- Cargo Volume: 474 litres, expandable via 60:40 split fold rear seats
The Atenza sets itself apart inside and nearly every element except the steering wheel and gear shift has been changed with the addition of perforated Nappa leather seats that have improved bolstering and support.
The new design stretches out the air vents and dash which helps the cabin feel more spacious - even if it really isn’t. Mazda’s proprietary suede material that breaks up the otherwise (good quality) plastic and rubber dash is a nice touch below the Sen wood panelling, and the contrasting elements look smart in the new Walnut brown interior trim – the white on white will be a challenge for dirty fingers.
The front seats also get ‘suck-through’ ventilation which is new for the Mazda6, along with heating for winter and electric adjustment with bolstering support. In front of the steering wheel is a new heads-up display that now projects onto the windscreen rather than a plastic flip-up shield and looks much neater. The driver’s instrument cluster is also newer with a 7.0-inch screen to display settings for modern driver aids like radar cruise control with stop and go function.
In the centre of the dash is a larger 8.0-inch infotainment screen that uses the same MZD Connect software as before which means it doesn’t have Apple CarPlay yet, though it will roll-out onto models later this year.
Like the front, the rear seats have been redesigned and offer a little more bolstering on top of higher-density foam that promises extended comfort on longer drives. The seats are heated and there’s a good amount of both leg and headroom and it’s a surprisingly roomy cabin for its size with a deep 474-litre boot.
ON THE ROAD
- Engine: 170kW/420Nm 2.5 litre turbocharged petrol inline four
- Transmission: Six-speed automatic, front wheel drive
- Suspension: MacPherson strut front, multi-link independent rear
- Brakes: 297mm ventilated front discs, 278mm solid rear discs
- Steering: Electric power steering, 11.2m turning circle
- Towing Capacity: 1500kg braked, 550kg unbraked
It’s also pretty hushed on the right road surfaces and quieter than any model before it, even on the thin-walled and wide 19-inch rubber the Atenza comes with. Coarse chip surfaces aren’t so forgiving but they rarely are on such big rims.
Ride comfort is suited to some of our poorer country roads including gravel surfaces, and the slightly soft ride that isn’t very dynamic is well compromised for its intended market.
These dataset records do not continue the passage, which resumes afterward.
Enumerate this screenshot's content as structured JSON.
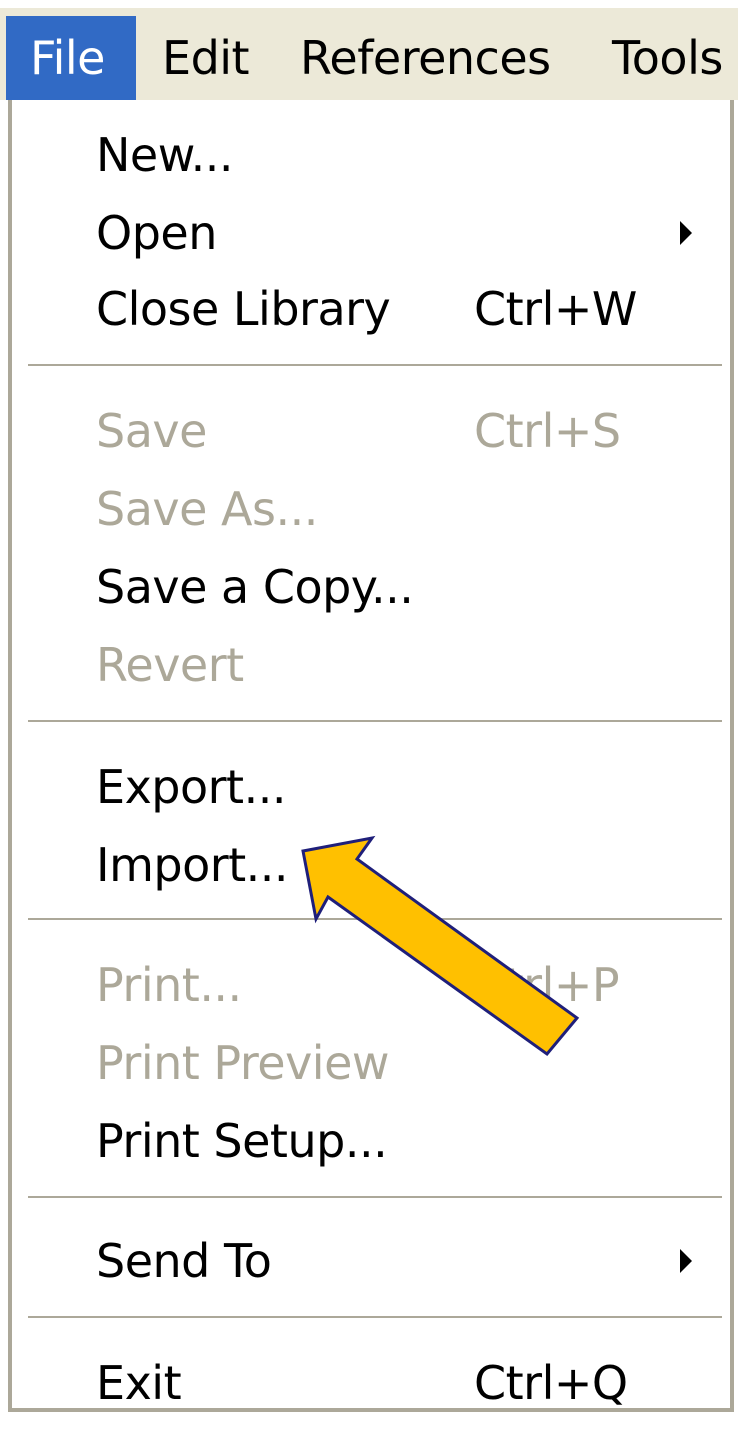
{
  "menubar": {
    "items": [
      {
        "label": "File",
        "active": true
      },
      {
        "label": "Edit",
        "active": false
      },
      {
        "label": "References",
        "active": false
      },
      {
        "label": "Tools",
        "active": false
      }
    ]
  },
  "file_menu": {
    "items": [
      {
        "label": "New...",
        "shortcut": "",
        "enabled": true,
        "submenu": false
      },
      {
        "label": "Open",
        "shortcut": "",
        "enabled": true,
        "submenu": true
      },
      {
        "label": "Close Library",
        "shortcut": "Ctrl+W",
        "enabled": true,
        "submenu": false
      },
      {
        "label": "Save",
        "shortcut": "Ctrl+S",
        "enabled": false,
        "submenu": false
      },
      {
        "label": "Save As...",
        "shortcut": "",
        "enabled": false,
        "submenu": false
      },
      {
        "label": "Save a Copy...",
        "shortcut": "",
        "enabled": true,
        "submenu": false
      },
      {
        "label": "Revert",
        "shortcut": "",
        "enabled": false,
        "submenu": false
      },
      {
        "label": "Export...",
        "shortcut": "",
        "enabled": true,
        "submenu": false
      },
      {
        "label": "Import...",
        "shortcut": "",
        "enabled": true,
        "submenu": false
      },
      {
        "label": "Print...",
        "shortcut": "Ctrl+P",
        "enabled": false,
        "submenu": false
      },
      {
        "label": "Print Preview",
        "shortcut": "",
        "enabled": false,
        "submenu": false
      },
      {
        "label": "Print Setup...",
        "shortcut": "",
        "enabled": true,
        "submenu": false
      },
      {
        "label": "Send To",
        "shortcut": "",
        "enabled": true,
        "submenu": true
      },
      {
        "label": "Exit",
        "shortcut": "Ctrl+Q",
        "enabled": true,
        "submenu": false
      }
    ]
  },
  "annotation": {
    "icon": "callout-arrow-icon",
    "fill_color": "#ffc000",
    "stroke_color": "#1f1f7a",
    "points_to": "Import..."
  },
  "colors": {
    "menubar_bg": "#ece9d8",
    "highlight": "#316ac5",
    "disabled_text": "#aca899",
    "separator": "#aca899"
  }
}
But where the old model fell short in engine performance the new turbo is comprehensively better and far more refined. The engine puts out a meaty 170kW and 420Nm, but we’re told that on 98RON (the turbo can use regular unleaded just fine) it puts out closer to 184kW.
Mazda’s tricky twin-outlet exhaust design helps spool the turbo early and the full 420Nm of torque is available from 2000rpm, at least on paper. In real life it doesn’t feel so wild which is a good thing, given the model only drives the front wheels unlike the quicker all-wheel drive MPS of old.
Still, torque truncating and traction control is unobtrusive yet tames torque steer when pushing with mild enthusiasm. Kick down further onto the pedal and there’s some tugging at the wheel but the added power and responsive six-speed auto make for a more enjoyable drive. The re-tuned steering also feels heavier after a quarter of turn but it’s accurate and responsive at slow speed.
It’s a superior driving experience than before, and with claimed fuel consumption of 7.6L/100km it’s just under 10 per cent thirstier than the old motor even with its new cylinder-deactivation.
TMR VERDICT | OVERALL
The new Mazda6 is a better sedan and wagon than before at the top-end of the model range thanks to the new turbo engine. Just keep in mind this is not a return to sports car form, even if it is a glimmer of what could be done. Instead, the focus on improved refinement and ride quality with an effortless engine has paid off, and the new Mazda6 is a strong proposition in its class.
- Interested in buying Mazda 6? Visit our Mazda showroom for more information.